The great Howard Zinn was not a classic or lunatic anarchist, he added: “I still think one of the most important principles of anarchism is that you cannot separate means and ends. And that is, if your end is egalitarian society you have to use egalitarian means, if your end is non-violent society without war, you cannot use war to achieve your end. I think anarchism requires means and ends to be in line with one another. I think this is in fact one of the distinguishing characteristics of anarchism … People in power can tolerate liberal ideas. They can tolerate ideas that call for reforms, but they cannot tolerate the idea that there will be no state, no central authority. So it is very important for them to ridicule the idea of anarchism to create this impression of anarchism as violent and chaotic. It is useful for them … One of the problems with dealing with anarchism is that there are many people whose ideas are anarchist, but who do not necessarily call themselves anarchists. The word was first used by Proudhon in the middle of the 19th century, but actually there were anarchist ideas that proceeded Proudhon, those in Europe and also in the US. For instance, there are some ideas of Thomas Paine, who was not an anarchist, who would not call himself an anarchist, but he was suspicious of government. Also Henry David Thoreau. He does not know the word anarchism, and does not use the word anarchism, but Thoreau’s ideas are very close to anarchism. He is very hostile to all forms of government. If we trace origins of anarchism in the US, then probably Thoreau is the closest you can come to an early American anarchist … I think our first step is to organize ourselves and protest against existing order — against war, against economic and s-e-x-ual exploitation, against racism, etc.
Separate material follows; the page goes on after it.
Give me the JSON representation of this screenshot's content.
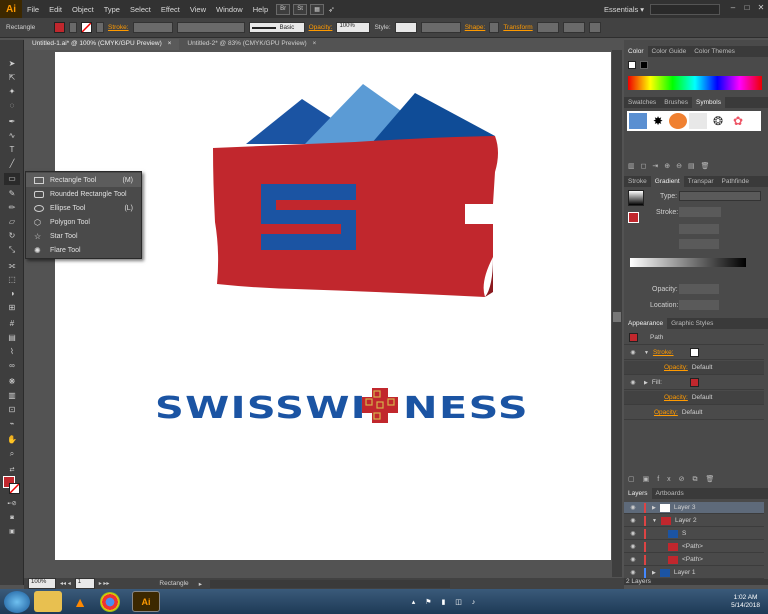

But to organize ourselves in such a way that means correspond to the ends, and to organize ourselves in such a way as to create kind of human relationship that should exist in future society. That would mean to organize ourselves without centralize authority, without charismatic leader, in a way that represents in miniature the ideal of the future egalitarian society. So that even if you don’t win some victory tomorrow or next year in the meantime you have created a model. You have acted out how future society should be and you created immediate satisfaction, even if you have not achieved your ultimate goal … History of human behavior shows the desire for freedom, shows that whenever people have been living under tyranny, people would rebel against that”

Such a great man! Such a great and free human man! Just compare him with the lunatic lefts, for instance Noam Chomsky; the result is so clear.
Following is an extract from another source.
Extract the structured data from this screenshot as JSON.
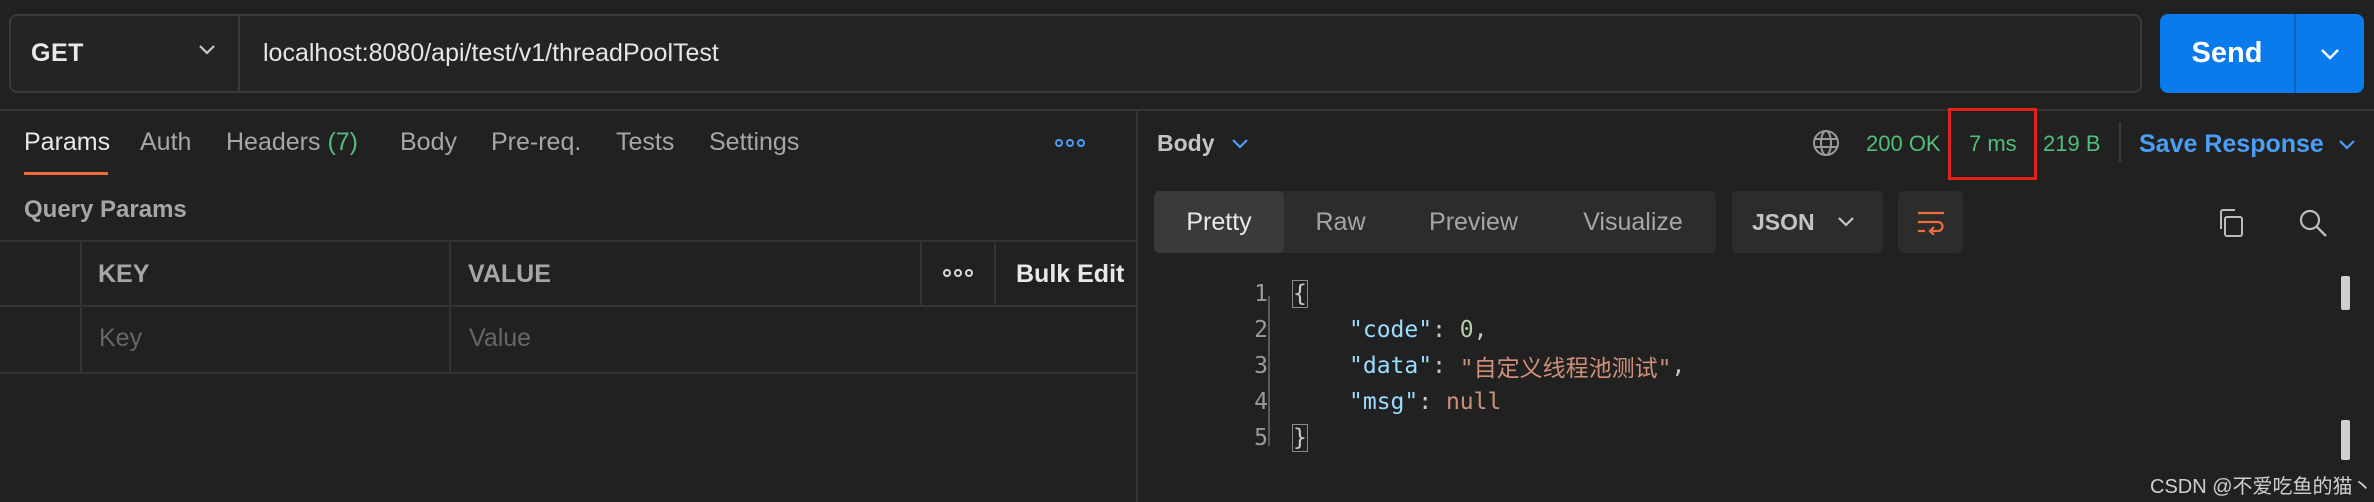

This is the fourth article of Noam Chomsky vs Iranians series. The third was Chomsky: Independence vs Freedom And the second was When Intellectuals become Dumb